Column: Judge rules Bloomington plan commission violated Open Door Law, second lawsuit now filed

In a ruling issued on June 1, Monroe County circuit court judge Catherine Stafford found that Bloomington’s plan commission violated Indiana’s Open Door Law (ODL) with its March 14, 2022 meeting.

Photo of plan commission in-person meeting with numbers 1 to 4 labeling the members who are physically present
This photo shows the plan commissioners who were physically present at the March 14, 2022 gathering. The graphics for the numbers have been added.

The allegation that the meeting violated the electronic meetings section of the ODL was made in a lawsuit that I filed a week after it took place.

The electronic meetings section of the ODL requires that at least 50 percent of the plan commissioners have to be physically present at the meeting. That works out to at least five of nine plan commissioners.

At the March 14 meeting, six of nine attended, but just four plan commissioners were physically present. The other two participated remotely.

Bloomington’s city attorney Mike Rouker tried to argue that the 50-percent is supposed to be calculated based on the number of plan commissioners present at the meeting, not the number of seated plan commissioners. Rouker’s attempted argument was counter to the widely disseminated guidance on the relatively new section of the ODL, which was provided last year by Indiana’s public access counselor.

However, the judge stopped short of granting all of the requested relief—which was to void the decisions made at the March 14 meeting. That would have forced the plan commission to reconsider all of the business that it transacted at the meeting.

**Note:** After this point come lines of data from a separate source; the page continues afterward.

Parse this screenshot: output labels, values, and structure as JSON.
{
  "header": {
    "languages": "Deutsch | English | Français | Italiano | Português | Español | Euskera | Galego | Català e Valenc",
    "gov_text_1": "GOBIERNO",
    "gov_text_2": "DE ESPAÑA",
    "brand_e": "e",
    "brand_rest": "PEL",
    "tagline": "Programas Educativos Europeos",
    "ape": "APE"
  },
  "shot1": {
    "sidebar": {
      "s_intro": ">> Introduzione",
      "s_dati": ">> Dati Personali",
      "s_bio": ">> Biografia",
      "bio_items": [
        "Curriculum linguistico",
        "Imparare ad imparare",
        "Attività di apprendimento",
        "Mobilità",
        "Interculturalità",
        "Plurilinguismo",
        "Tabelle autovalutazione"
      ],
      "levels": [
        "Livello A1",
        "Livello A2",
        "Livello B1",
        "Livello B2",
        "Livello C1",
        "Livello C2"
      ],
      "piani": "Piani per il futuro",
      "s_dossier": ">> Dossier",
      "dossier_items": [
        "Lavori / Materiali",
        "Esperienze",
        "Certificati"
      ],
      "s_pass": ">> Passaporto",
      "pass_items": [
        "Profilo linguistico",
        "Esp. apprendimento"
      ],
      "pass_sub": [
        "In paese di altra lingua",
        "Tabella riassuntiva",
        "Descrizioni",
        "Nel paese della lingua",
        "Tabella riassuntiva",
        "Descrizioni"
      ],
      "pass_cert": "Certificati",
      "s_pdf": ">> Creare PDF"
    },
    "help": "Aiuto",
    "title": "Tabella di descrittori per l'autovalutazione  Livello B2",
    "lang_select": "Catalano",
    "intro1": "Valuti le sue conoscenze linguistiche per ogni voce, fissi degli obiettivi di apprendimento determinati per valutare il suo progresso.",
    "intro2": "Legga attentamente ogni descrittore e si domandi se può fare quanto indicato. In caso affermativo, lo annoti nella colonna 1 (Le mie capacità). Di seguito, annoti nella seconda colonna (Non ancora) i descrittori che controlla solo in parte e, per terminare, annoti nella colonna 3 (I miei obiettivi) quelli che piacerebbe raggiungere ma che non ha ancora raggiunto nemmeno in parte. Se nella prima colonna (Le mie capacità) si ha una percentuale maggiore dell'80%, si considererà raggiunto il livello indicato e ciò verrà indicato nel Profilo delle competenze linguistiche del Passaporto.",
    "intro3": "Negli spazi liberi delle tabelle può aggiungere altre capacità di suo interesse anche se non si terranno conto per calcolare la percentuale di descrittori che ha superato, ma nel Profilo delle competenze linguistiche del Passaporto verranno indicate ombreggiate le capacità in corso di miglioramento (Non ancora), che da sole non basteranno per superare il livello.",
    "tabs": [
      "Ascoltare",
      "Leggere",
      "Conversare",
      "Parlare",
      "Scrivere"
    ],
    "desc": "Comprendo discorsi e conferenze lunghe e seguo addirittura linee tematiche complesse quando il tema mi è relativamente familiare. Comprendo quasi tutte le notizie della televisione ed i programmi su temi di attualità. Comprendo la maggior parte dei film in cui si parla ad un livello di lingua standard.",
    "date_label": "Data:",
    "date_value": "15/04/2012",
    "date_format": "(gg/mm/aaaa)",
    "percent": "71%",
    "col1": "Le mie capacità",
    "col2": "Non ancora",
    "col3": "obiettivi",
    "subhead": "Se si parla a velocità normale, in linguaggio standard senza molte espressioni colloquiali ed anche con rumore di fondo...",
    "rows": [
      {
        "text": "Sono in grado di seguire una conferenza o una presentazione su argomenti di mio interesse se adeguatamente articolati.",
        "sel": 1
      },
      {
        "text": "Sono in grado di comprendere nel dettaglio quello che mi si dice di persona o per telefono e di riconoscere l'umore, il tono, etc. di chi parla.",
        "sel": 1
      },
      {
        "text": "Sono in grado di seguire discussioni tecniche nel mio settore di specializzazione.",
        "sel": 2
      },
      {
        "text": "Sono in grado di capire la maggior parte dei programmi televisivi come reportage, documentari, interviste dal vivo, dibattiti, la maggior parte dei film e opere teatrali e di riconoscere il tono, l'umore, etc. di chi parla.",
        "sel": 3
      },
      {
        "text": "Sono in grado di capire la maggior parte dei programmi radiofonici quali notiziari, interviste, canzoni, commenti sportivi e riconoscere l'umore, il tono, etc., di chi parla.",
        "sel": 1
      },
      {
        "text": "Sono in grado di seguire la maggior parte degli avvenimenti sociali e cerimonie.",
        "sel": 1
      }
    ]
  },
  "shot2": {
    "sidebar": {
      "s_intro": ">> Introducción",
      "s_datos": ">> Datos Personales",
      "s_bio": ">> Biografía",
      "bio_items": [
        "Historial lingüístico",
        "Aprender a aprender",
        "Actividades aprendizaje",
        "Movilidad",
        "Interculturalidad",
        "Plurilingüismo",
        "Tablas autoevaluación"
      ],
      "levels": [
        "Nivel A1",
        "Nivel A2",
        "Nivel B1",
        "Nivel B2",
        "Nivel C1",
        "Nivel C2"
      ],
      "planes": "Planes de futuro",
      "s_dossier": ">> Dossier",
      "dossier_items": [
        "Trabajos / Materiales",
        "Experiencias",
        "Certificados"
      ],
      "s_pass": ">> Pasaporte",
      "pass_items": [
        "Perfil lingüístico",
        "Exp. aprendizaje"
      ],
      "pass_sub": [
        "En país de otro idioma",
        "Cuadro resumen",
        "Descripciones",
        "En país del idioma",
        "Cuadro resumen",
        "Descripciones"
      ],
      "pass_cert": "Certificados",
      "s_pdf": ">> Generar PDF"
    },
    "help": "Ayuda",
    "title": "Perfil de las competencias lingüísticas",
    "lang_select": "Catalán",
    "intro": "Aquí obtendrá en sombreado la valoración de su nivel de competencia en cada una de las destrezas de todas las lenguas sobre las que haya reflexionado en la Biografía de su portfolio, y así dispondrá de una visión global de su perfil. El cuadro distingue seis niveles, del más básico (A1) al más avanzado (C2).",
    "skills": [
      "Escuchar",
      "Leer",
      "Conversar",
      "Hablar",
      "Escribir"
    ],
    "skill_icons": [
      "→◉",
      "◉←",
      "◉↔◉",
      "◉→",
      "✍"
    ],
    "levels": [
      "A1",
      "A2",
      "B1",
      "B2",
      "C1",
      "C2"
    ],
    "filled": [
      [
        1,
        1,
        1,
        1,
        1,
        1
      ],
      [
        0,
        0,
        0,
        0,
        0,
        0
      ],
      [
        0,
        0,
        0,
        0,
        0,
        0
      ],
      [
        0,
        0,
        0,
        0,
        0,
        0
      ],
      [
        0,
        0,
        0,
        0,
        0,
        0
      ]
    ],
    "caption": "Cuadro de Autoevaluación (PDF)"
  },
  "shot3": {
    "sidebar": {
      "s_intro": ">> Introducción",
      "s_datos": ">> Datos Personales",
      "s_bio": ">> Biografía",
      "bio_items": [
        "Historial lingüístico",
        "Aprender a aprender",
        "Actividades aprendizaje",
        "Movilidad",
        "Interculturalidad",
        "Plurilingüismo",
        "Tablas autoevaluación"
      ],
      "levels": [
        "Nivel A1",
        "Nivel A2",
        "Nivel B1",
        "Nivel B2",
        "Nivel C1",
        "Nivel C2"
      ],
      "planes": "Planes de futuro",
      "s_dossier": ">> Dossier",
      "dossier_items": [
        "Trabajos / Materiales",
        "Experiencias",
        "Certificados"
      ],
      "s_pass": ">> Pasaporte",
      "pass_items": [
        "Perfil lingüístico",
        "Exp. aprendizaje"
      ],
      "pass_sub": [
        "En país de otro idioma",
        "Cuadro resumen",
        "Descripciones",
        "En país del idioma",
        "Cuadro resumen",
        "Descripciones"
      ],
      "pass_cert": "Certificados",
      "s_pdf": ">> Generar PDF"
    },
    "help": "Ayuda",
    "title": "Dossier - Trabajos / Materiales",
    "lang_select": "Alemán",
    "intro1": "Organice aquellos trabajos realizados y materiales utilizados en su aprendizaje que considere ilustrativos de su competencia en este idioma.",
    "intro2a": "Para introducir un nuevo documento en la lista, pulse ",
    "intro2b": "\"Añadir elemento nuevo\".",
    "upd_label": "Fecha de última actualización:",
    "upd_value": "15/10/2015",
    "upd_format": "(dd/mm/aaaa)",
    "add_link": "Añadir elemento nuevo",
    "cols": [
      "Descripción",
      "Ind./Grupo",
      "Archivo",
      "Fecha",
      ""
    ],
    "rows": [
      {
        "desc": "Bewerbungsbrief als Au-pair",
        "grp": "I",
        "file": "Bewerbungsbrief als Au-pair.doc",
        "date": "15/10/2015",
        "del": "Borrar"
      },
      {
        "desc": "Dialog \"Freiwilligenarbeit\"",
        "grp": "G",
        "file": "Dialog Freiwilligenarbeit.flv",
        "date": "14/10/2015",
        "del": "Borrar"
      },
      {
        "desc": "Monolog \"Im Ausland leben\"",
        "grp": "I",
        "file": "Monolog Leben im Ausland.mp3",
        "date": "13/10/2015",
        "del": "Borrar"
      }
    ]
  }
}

Still, the plan commission has now reconsidered one of the votes that was taken at the March 14 meeting. Continue reading “Column: Judge rules Bloomington plan commission violated Open Door Law, second lawsuit now filed”